Photo/Illutration A COVID-19 vaccination center operated by the Kobe municipal government (Yuki Shibata)

The government is opening a third avenue for COVID-19 vaccinations—companies and universities—to accelerate and expand coverage against the novel coronavirus.

Chief Cabinet Secretary Katsunobu Kato said at his June 1 news conference that companies and universities can start giving shots to employees and students and faculty on June 21 using the recently approved vaccine developed by Moderna Inc. of the United States.

The vaccine developed jointly by U.S. pharmaceutical company Pfizer Inc. and German biocommerce company BioNTech has been used for senior citizens, but as of May 31 only about 14 percent of that age group had received even a single dose.

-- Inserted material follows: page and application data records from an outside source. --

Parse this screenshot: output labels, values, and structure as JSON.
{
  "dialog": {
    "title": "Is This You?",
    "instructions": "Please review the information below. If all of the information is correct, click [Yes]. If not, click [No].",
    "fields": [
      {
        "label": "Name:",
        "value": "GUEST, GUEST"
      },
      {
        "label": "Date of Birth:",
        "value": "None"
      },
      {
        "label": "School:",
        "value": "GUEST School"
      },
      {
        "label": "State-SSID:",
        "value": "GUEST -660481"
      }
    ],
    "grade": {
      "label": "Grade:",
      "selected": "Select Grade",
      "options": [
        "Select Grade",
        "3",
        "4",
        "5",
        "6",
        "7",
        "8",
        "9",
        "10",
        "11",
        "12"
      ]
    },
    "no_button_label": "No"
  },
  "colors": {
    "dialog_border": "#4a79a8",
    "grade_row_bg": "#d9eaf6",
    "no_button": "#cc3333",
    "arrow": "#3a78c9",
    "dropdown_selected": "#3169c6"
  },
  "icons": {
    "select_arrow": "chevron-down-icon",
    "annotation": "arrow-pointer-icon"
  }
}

Japan’s vaccine program started in February for health care workers. Inoculations have been conducted at medical facilities and government-designated venues.

Vaccinations in the third avenue will be managed by the companies and universities themselves.

Although major companies with clinics or medical personnel regularly stationed on their premises could start giving the jabs from June 21, smaller businesses may have to find other means to inoculate their employees. One option may be to have local chambers of commerce organize joint vaccination programs for small businesses.

Kato indicated that each company can decide if family members of employees as well as those working for subcontracted companies will be included.

A number of companies whose employees are in regular contact with the general public, such as airlines and railway operators, have indicated they were preparing to begin vaccinations on June 21.

Kato said that those seeking jabs at companies and universities can do so even if they have not yet received vaccination tickets from their local governments.

The government has signed a contract with Moderna to obtain enough vaccines for 25 million people.

The government has also set a goal of giving all senior citizens the required two shots by the end of July. The new program will mean that vaccinations will also be provided to much younger age groups.

Kato also said local governments can begin inoculating other residents once they determine that the goal of vaccinating their senior citizens is in reach. Local governments are being asked to prepare vaccination tickets for mailing to the general population from mid-June.

Masakazu Tokura, the new chairman of the powerful Keidanren (Japan Business Federation), said at a June 1 news conference that his organization would cooperate fully with the government plan for vaccinations at companies.

Although it is unclear how many companies can begin to administer the shots on June 21, a high-ranking official of the ruling Liberal Democratic Party said that spreading the availability of vaccinations would help in holding the Tokyo Olympics about a month later.

Takashi Nakano, a pediatrics professor at Kawasaki Medical School who is also knowledgeable about vaccines, said inoculations at the workplace would help protect other people.

Those receiving the jabs not only have a comparatively low risk of developing serious symptoms, but they are also in the age group at high risk of infecting others because their work may take them to various locations outside the company, he said.

Nakano added that steps would be needed to deal with possible side effects after inoculating employees.

(This article was compiled from reports by Naoki Kikuchi, Junya Sakamoto, Daisuke Hirabayashi and Kenta Noguchi.)